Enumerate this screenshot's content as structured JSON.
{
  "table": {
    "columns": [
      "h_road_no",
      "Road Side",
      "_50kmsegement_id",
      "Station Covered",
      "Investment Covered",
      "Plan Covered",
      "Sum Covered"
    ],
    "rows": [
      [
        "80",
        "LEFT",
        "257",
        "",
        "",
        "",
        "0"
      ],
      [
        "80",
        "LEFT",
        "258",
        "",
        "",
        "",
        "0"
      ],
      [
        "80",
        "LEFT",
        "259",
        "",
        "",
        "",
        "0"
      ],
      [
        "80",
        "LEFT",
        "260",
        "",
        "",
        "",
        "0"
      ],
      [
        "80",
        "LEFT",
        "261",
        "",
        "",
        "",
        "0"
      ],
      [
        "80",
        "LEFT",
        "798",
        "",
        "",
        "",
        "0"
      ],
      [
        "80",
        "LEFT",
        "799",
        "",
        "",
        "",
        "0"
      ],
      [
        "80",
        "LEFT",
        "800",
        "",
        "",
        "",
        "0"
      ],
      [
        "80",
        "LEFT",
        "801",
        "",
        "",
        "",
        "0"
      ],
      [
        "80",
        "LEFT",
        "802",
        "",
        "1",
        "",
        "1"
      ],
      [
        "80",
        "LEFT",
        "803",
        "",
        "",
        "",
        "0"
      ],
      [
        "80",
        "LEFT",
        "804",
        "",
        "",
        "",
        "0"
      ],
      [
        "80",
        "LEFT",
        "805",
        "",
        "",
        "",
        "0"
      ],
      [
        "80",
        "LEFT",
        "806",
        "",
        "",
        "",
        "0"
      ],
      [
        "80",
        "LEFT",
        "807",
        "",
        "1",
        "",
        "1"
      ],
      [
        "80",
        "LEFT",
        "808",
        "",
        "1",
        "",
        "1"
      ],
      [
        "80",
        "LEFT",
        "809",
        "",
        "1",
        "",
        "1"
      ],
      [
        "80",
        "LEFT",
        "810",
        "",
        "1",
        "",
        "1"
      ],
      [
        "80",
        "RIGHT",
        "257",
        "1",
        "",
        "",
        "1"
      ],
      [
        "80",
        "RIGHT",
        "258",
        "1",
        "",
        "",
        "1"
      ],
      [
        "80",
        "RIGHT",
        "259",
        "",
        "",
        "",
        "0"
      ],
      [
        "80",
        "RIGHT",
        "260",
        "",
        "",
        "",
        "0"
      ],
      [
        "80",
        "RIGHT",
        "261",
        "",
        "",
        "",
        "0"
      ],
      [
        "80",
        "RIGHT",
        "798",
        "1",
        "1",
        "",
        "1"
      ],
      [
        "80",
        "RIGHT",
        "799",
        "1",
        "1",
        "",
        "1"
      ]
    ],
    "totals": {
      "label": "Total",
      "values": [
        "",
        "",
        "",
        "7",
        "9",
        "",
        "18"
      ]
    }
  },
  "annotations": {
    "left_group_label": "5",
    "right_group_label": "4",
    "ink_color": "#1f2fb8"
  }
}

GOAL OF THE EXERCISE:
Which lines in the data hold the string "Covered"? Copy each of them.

ANSWER TO THE PROBLEM:
      "Station Covered",
      "Investment Covered",
      "Plan Covered",
      "Sum Covered"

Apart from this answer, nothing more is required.